Its basically where you can make anything out of duct tape, like a T-shirt, hats, basically anything you can imagine, Andrew said. Its so much fun here. Just meeting new people, having old friends, to get to bond with them again. Also, like, the counselors are just awesome. One of those counselors is Sarah Swaim, a 24-year-old from Virginia Beach. Diagnosed with cancer in 2003, she attended the camp for several years. This is the second time shes been a counselor. The first time was in 2009, but Swaim took a few years off to have a stem-cell transplant after relapsing in 2010. [Im] feeling great now in fact, really great, she said on Tuesday. Swaim said she wanted to be a counselor because shes too old to be a camper. I dont want to be without this place, she said. This place is our home. We can be ourselves fully. There are no judgments. Its my favorite place with all my favorite people. They do such amazing things and are so selfless. I get all choked up when I talk about it. Camper Hayden Zavareei also used home to describe Camp Fantastic. This is my sixth year at camp, the 15-year-old from Bethesda, Md., said. I love it so much. Its like my home away from home. She finished cancer treatment eight years ago and hopes to return as a counselor. Also in remission is Hannah Kjelvik, 15, from Hampton Roads. Its fun meeting people who have the same issues as you do and you can relate with them, she said. We have campfires every night, and we do crazy crafts. The camp is free for the kids, Ashman said. There is a $25 registration fee, but it is frequently waived. Tuesday evenings Renaissance Faire visit with jousting and acting was to be followed today with the children getting to spend time with miniature ponies, goats, skydivers, remote-controlled airplanes and go-karts in Culpeper, Ashman said. Besides dozens of counselors, there are about 30 people on the medical staff at camp, Ashman said. Some of the children get chemotherapy during the week. The goal is to just let them have as much fun as possible, just get out, have fun and feel normal, Ashman said. We just want them to have the best week they possibly can because for some of them, its going to be their last week. Pediatric oncologist Dr. Stephen Chanock is medical director of Camp Fantastic. He said about 40 percent of the kids are in cancer therapy. Were able to bring kids who otherwise would not be able to go to camp, he said.

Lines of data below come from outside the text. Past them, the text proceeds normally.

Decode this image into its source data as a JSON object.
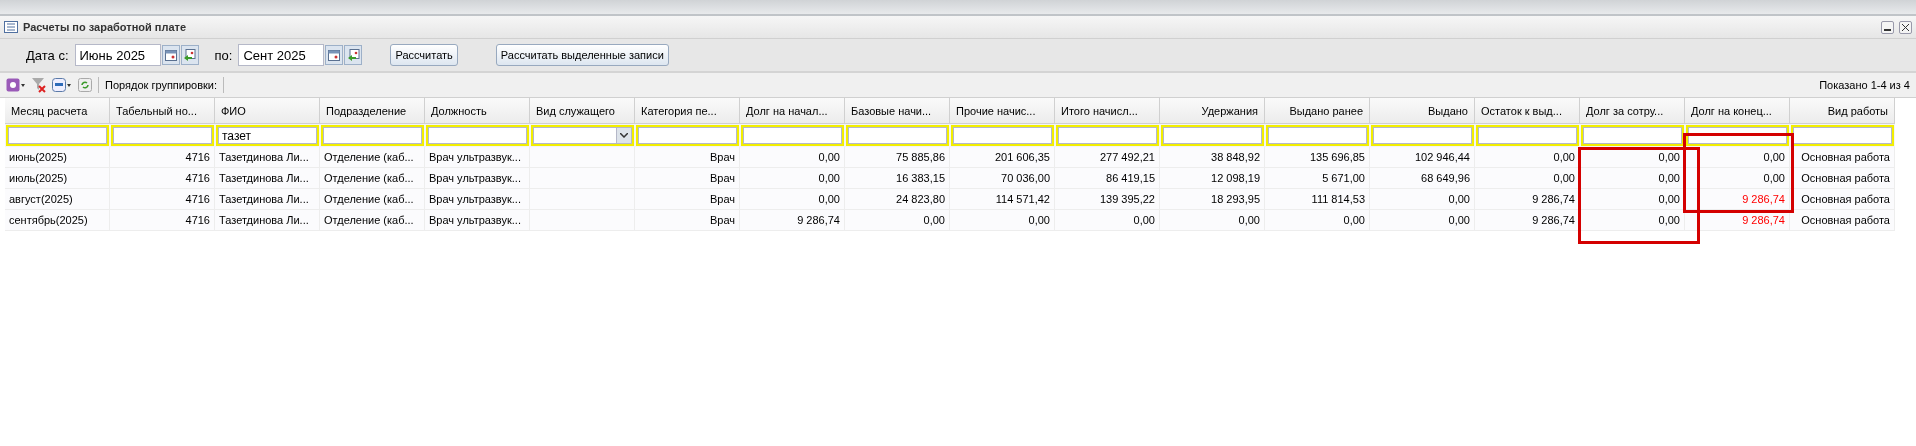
{
  "window": {
    "title": "Расчеты по заработной плате"
  },
  "filters": {
    "from_label": "Дата с:",
    "from_value": "Июнь 2025",
    "to_label": "по:",
    "to_value": "Сент 2025"
  },
  "buttons": [
    "Рассчитать",
    "Рассчитать выделенные записи"
  ],
  "toolbar": {
    "grouping_label": "Порядок группировки:",
    "pager": "Показано 1-4 из 4"
  },
  "table": {
    "columns": [
      {
        "label": "Месяц расчета",
        "kind": "text"
      },
      {
        "label": "Табельный но...",
        "kind": "text"
      },
      {
        "label": "ФИО",
        "kind": "text",
        "filter_value": "тазет"
      },
      {
        "label": "Подразделение",
        "kind": "text"
      },
      {
        "label": "Должность",
        "kind": "text"
      },
      {
        "label": "Вид служащего",
        "kind": "select"
      },
      {
        "label": "Категория пе...",
        "kind": "text"
      },
      {
        "label": "Долг на начал...",
        "kind": "text"
      },
      {
        "label": "Базовые начи...",
        "kind": "text"
      },
      {
        "label": "Прочие начис...",
        "kind": "text"
      },
      {
        "label": "Итого начисл...",
        "kind": "text"
      },
      {
        "label": "Удержания",
        "kind": "text"
      },
      {
        "label": "Выдано ранее",
        "kind": "text"
      },
      {
        "label": "Выдано",
        "kind": "text"
      },
      {
        "label": "Остаток к выд...",
        "kind": "text"
      },
      {
        "label": "Долг за сотру...",
        "kind": "text"
      },
      {
        "label": "Долг на конец...",
        "kind": "text"
      },
      {
        "label": "Вид работы",
        "kind": "text"
      }
    ],
    "rows": [
      {
        "end_debt_red": false,
        "cells": [
          "июнь(2025)",
          "4716",
          "Тазетдинова Ли...",
          "Отделение (каб...",
          "Врач ультразвук...",
          null,
          "Врач",
          "0,00",
          "75 885,86",
          "201 606,35",
          "277 492,21",
          "38 848,92",
          "135 696,85",
          "102 946,44",
          "0,00",
          "0,00",
          "0,00",
          "Основная работа"
        ]
      },
      {
        "end_debt_red": false,
        "cells": [
          "июль(2025)",
          "4716",
          "Тазетдинова Ли...",
          "Отделение (каб...",
          "Врач ультразвук...",
          null,
          "Врач",
          "0,00",
          "16 383,15",
          "70 036,00",
          "86 419,15",
          "12 098,19",
          "5 671,00",
          "68 649,96",
          "0,00",
          "0,00",
          "0,00",
          "Основная работа"
        ]
      },
      {
        "end_debt_red": true,
        "cells": [
          "август(2025)",
          "4716",
          "Тазетдинова Ли...",
          "Отделение (каб...",
          "Врач ультразвук...",
          null,
          "Врач",
          "0,00",
          "24 823,80",
          "114 571,42",
          "139 395,22",
          "18 293,95",
          "111 814,53",
          "0,00",
          "9 286,74",
          "0,00",
          "9 286,74",
          "Основная работа"
        ]
      },
      {
        "end_debt_red": true,
        "cells": [
          "сентябрь(2025)",
          "4716",
          "Тазетдинова Ли...",
          "Отделение (каб...",
          "Врач ультразвук...",
          null,
          "Врач",
          "9 286,74",
          "0,00",
          "0,00",
          "0,00",
          "0,00",
          "0,00",
          "0,00",
          "9 286,74",
          "0,00",
          "9 286,74",
          "Основная работа"
        ]
      }
    ]
  },
  "highlights": {
    "employee_debt_framed": true,
    "end_debt_framed": true
  }
}
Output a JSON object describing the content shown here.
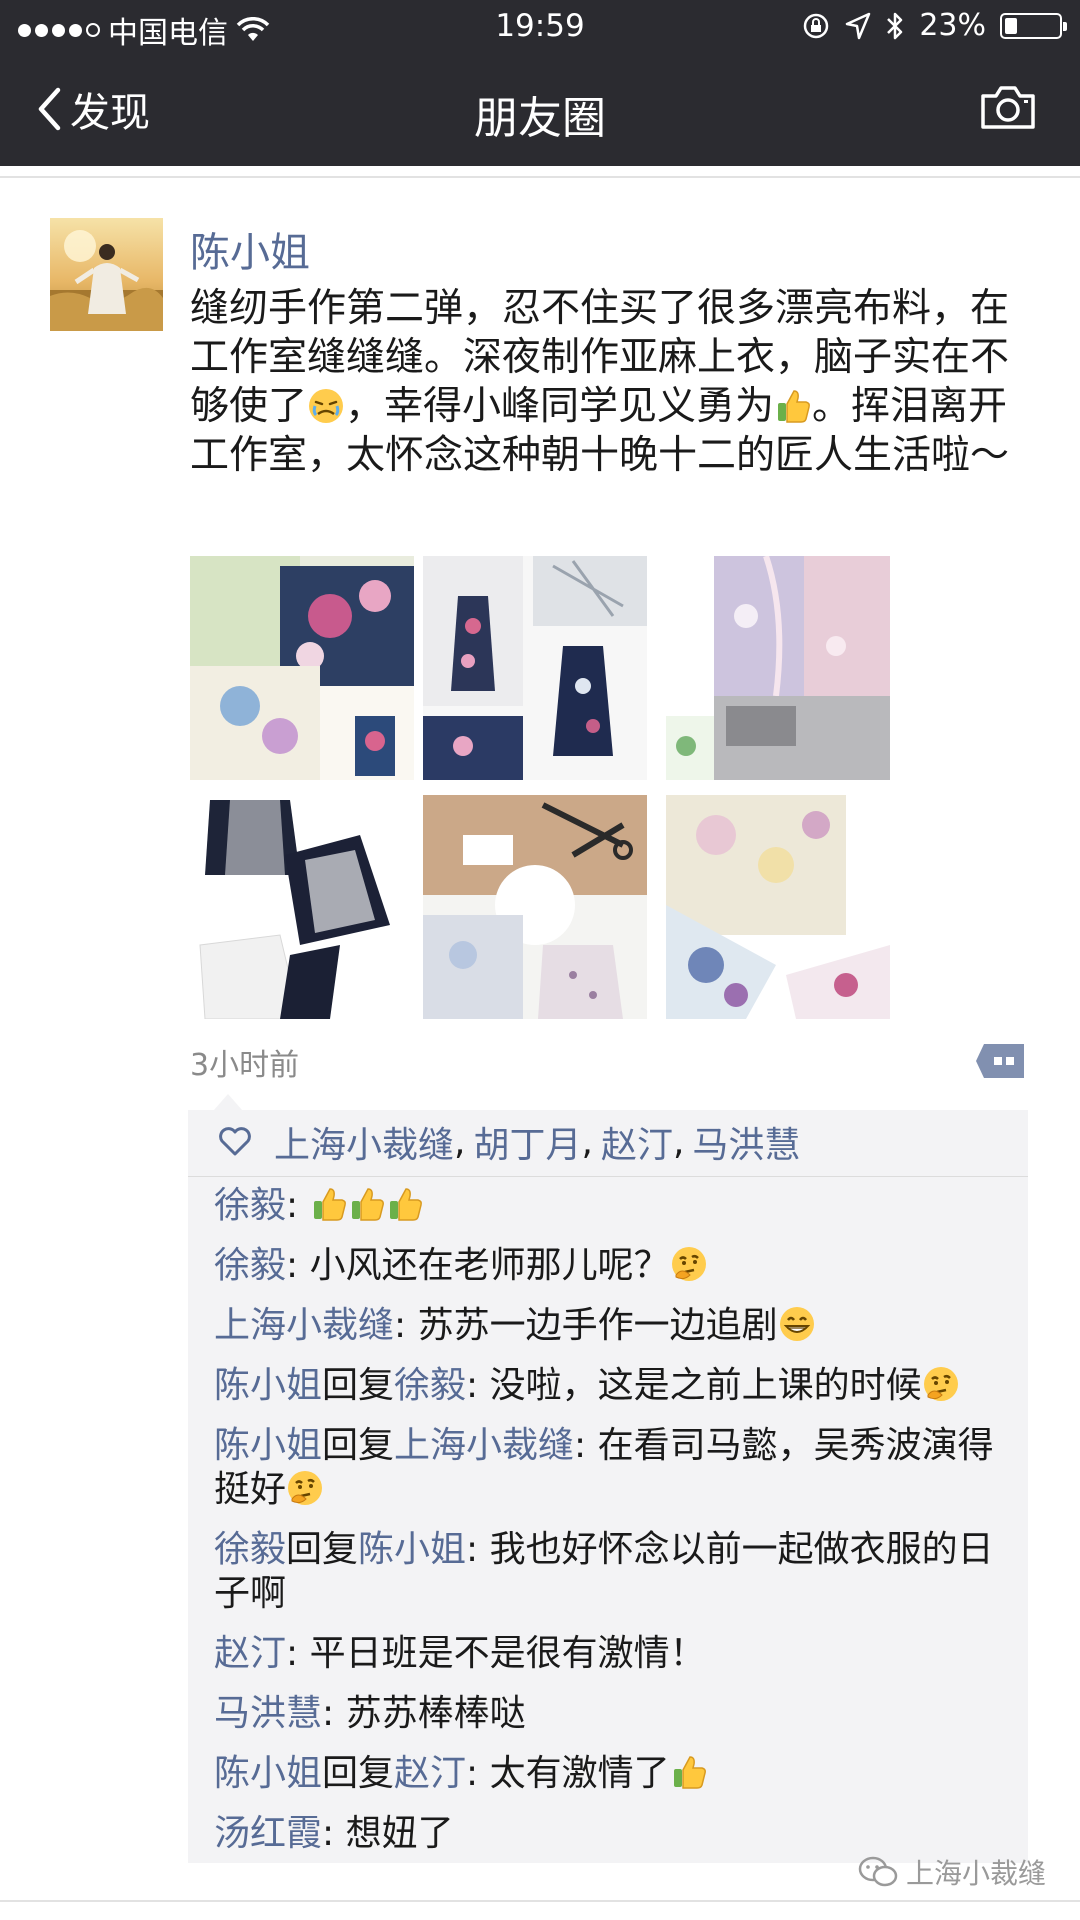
{
  "status_bar": {
    "carrier": "中国电信",
    "time": "19:59",
    "battery_percent": "23%",
    "battery_level": 0.23
  },
  "nav": {
    "back_label": "发现",
    "title": "朋友圈"
  },
  "post": {
    "author": "陈小姐",
    "text_1": "缝纫手作第二弹，忍不住买了很多漂亮布料，在工作室缝缝缝。深夜制作亚麻上衣，脑子实在不够使了",
    "text_2": "，幸得小峰同学见义勇为",
    "text_3": "。挥泪离开工作室，太怀念这种朝十晚十二的匠人生活啦～",
    "time_ago": "3小时前",
    "images": [
      {
        "name": "floral-fabric-pile"
      },
      {
        "name": "floral-dress-on-mannequin"
      },
      {
        "name": "pink-floral-fabric"
      },
      {
        "name": "navy-white-tops"
      },
      {
        "name": "paper-pattern-and-scissors"
      },
      {
        "name": "floral-fabric-swatches"
      }
    ]
  },
  "likes": {
    "names": [
      "上海小裁缝",
      "胡丁月",
      "赵汀",
      "马洪慧"
    ]
  },
  "comments": [
    {
      "from": "徐毅",
      "to": "",
      "text": "",
      "emojis": [
        "thumbs-up",
        "thumbs-up",
        "thumbs-up"
      ]
    },
    {
      "from": "徐毅",
      "to": "",
      "text": "小风还在老师那儿呢？",
      "emojis": [
        "thinking"
      ]
    },
    {
      "from": "上海小裁缝",
      "to": "",
      "text": "苏苏一边手作一边追剧",
      "emojis": [
        "grinning"
      ]
    },
    {
      "from": "陈小姐",
      "to": "徐毅",
      "text": "没啦，这是之前上课的时候",
      "emojis": [
        "thinking"
      ]
    },
    {
      "from": "陈小姐",
      "to": "上海小裁缝",
      "text": "在看司马懿，吴秀波演得挺好",
      "emojis": [
        "thinking"
      ]
    },
    {
      "from": "徐毅",
      "to": "陈小姐",
      "text": "我也好怀念以前一起做衣服的日子啊",
      "emojis": []
    },
    {
      "from": "赵汀",
      "to": "",
      "text": "平日班是不是很有激情！",
      "emojis": []
    },
    {
      "from": "马洪慧",
      "to": "",
      "text": "苏苏棒棒哒",
      "emojis": []
    },
    {
      "from": "陈小姐",
      "to": "赵汀",
      "text": "太有激情了",
      "emojis": [
        "thumbs-up"
      ]
    },
    {
      "from": "汤红霞",
      "to": "",
      "text": "想妞了",
      "emojis": []
    }
  ],
  "labels": {
    "reply_word": "回复",
    "name_colon": ": ",
    "comma": ", "
  },
  "watermark": "上海小裁缝",
  "colors": {
    "bar_bg": "#2b2b30",
    "name_link": "#576b95",
    "comment_bg": "#f3f3f5"
  }
}
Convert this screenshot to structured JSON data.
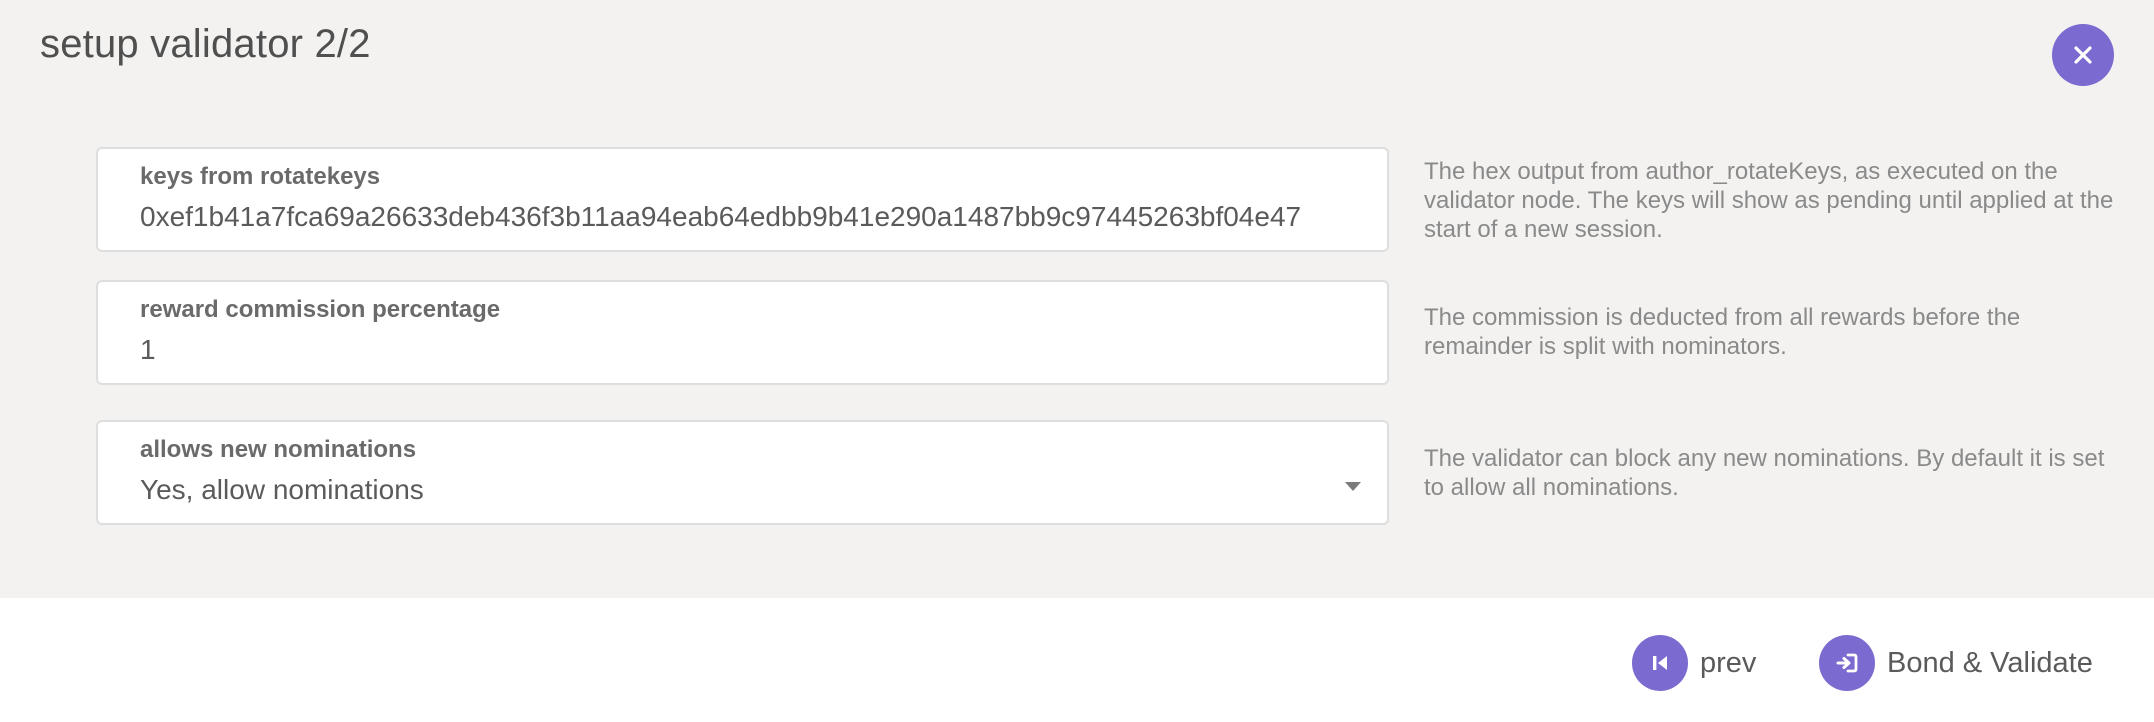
{
  "header": {
    "title": "setup validator 2/2",
    "close_icon": "close-icon"
  },
  "fields": {
    "keys": {
      "label": "keys from rotatekeys",
      "value": "0xef1b41a7fca69a26633deb436f3b11aa94eab64edbb9b41e290a1487bb9c97445263bf04e47",
      "help": "The hex output from author_rotateKeys, as executed on the validator node. The keys will show as pending until applied at the start of a new session."
    },
    "commission": {
      "label": "reward commission percentage",
      "value": "1",
      "help": "The commission is deducted from all rewards before the remainder is split with nominators."
    },
    "nominations": {
      "label": "allows new nominations",
      "selected": "Yes, allow nominations",
      "help": "The validator can block any new nominations. By default it is set to allow all nominations."
    }
  },
  "footer": {
    "prev_label": "prev",
    "prev_icon": "step-backward-icon",
    "submit_label": "Bond & Validate",
    "submit_icon": "sign-in-icon"
  },
  "colors": {
    "accent": "#7b6ad0",
    "content_bg": "#f3f2f1",
    "footer_bg": "#ffffff"
  }
}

At school, the childrens appearances a bald head or a partially missing limb can single them out for ridicule, he said. They come here and bald is normal, Chanock said. Its a wonderful place. Tom Baker, Special Loves founder, sees the organization as a support group for children with cancer and their families. There are also camps available for siblings and family weekends through the charity, he said. One of my biggest thrills now is seeing campers who were small ... now come back as counselors, their cancer cured, Baker said. He and his wife founded Special Love after their 13-year-old daughter, Julie, died of lymphoma in 1976. Weve seen great things happen, Baker said. So has Malcolm Brewster, a 26-year-old counselor who started attending Camp Fantastic when he was 9. He was diagnosed with a brain tumor the year before. Brewster had surgery to remove some of the tumor and radiation to make the rest of it dormant. Hes been a camp counselor for 10 years. Its a great way for me as a counselor to give back because I went to this camp, Brewster said. I think anythings possible. I have seen some miracles happen here. Camp inspires children to live longer and do extraordinary things. For more information or to make a donation, visit, or call 888-930-2707, or find Special Love on Facebook. Contact Sally Voth at